- **Required action**:
Please reproduce all entries word for word and omit their pictures.

- **Data extracts**:
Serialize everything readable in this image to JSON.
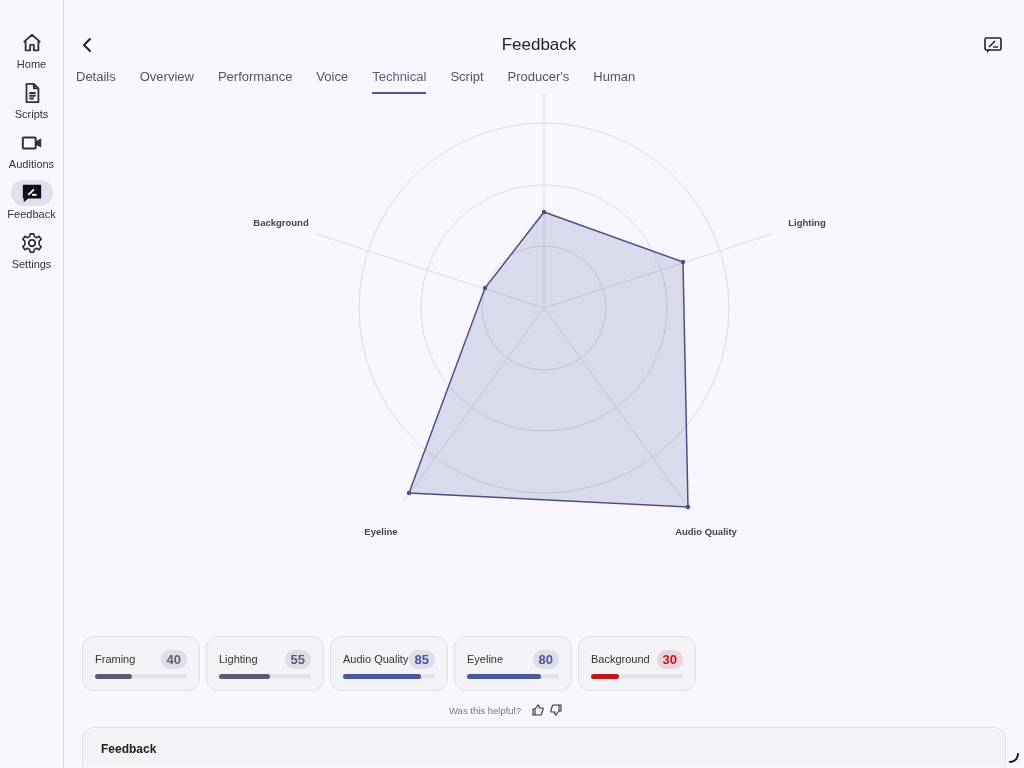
{
  "sidebar": {
    "items": [
      {
        "label": "Home",
        "selected": false
      },
      {
        "label": "Scripts",
        "selected": false
      },
      {
        "label": "Auditions",
        "selected": false
      },
      {
        "label": "Feedback",
        "selected": true
      },
      {
        "label": "Settings",
        "selected": false
      }
    ]
  },
  "header": {
    "title": "Feedback"
  },
  "tabs": [
    {
      "label": "Details",
      "selected": false
    },
    {
      "label": "Overview",
      "selected": false
    },
    {
      "label": "Performance",
      "selected": false
    },
    {
      "label": "Voice",
      "selected": false
    },
    {
      "label": "Technical",
      "selected": true
    },
    {
      "label": "Script",
      "selected": false
    },
    {
      "label": "Producer's",
      "selected": false
    },
    {
      "label": "Human",
      "selected": false
    }
  ],
  "radar": {
    "axis_labels": [
      "Background",
      "Lighting",
      "Eyeline",
      "Audio Quality"
    ]
  },
  "scores": [
    {
      "label": "Framing",
      "value": "40",
      "level": 0.4,
      "color": "#5a5e78"
    },
    {
      "label": "Lighting",
      "value": "55",
      "level": 0.55,
      "color": "#5a5e78"
    },
    {
      "label": "Audio Quality",
      "value": "85",
      "level": 0.85,
      "color": "#4a5899"
    },
    {
      "label": "Eyeline",
      "value": "80",
      "level": 0.8,
      "color": "#4a5899"
    },
    {
      "label": "Background",
      "value": "30",
      "level": 0.3,
      "color": "#c0161b"
    }
  ],
  "helpful": {
    "question": "Was this helpful?"
  },
  "feedback_card": {
    "title": "Feedback"
  }
}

- **Answer to the exercise**:
Serialize everything readable in this image to JSON.
{
  "sidebar": {
    "items": [
      {
        "label": "Home",
        "selected": false
      },
      {
        "label": "Scripts",
        "selected": false
      },
      {
        "label": "Auditions",
        "selected": false
      },
      {
        "label": "Feedback",
        "selected": true
      },
      {
        "label": "Settings",
        "selected": false
      }
    ]
  },
  "header": {
    "title": "Feedback"
  },
  "tabs": [
    {
      "label": "Details",
      "selected": false
    },
    {
      "label": "Overview",
      "selected": false
    },
    {
      "label": "Performance",
      "selected": false
    },
    {
      "label": "Voice",
      "selected": false
    },
    {
      "label": "Technical",
      "selected": true
    },
    {
      "label": "Script",
      "selected": false
    },
    {
      "label": "Producer's",
      "selected": false
    },
    {
      "label": "Human",
      "selected": false
    }
  ],
  "radar": {
    "axis_labels": [
      "Background",
      "Lighting",
      "Eyeline",
      "Audio Quality"
    ]
  },
  "scores": [
    {
      "label": "Framing",
      "value": "40",
      "level": 0.4,
      "color": "#5a5e78"
    },
    {
      "label": "Lighting",
      "value": "55",
      "level": 0.55,
      "color": "#5a5e78"
    },
    {
      "label": "Audio Quality",
      "value": "85",
      "level": 0.85,
      "color": "#4a5899"
    },
    {
      "label": "Eyeline",
      "value": "80",
      "level": 0.8,
      "color": "#4a5899"
    },
    {
      "label": "Background",
      "value": "30",
      "level": 0.3,
      "color": "#c0161b"
    }
  ],
  "helpful": {
    "question": "Was this helpful?"
  },
  "feedback_card": {
    "title": "Feedback"
  }
}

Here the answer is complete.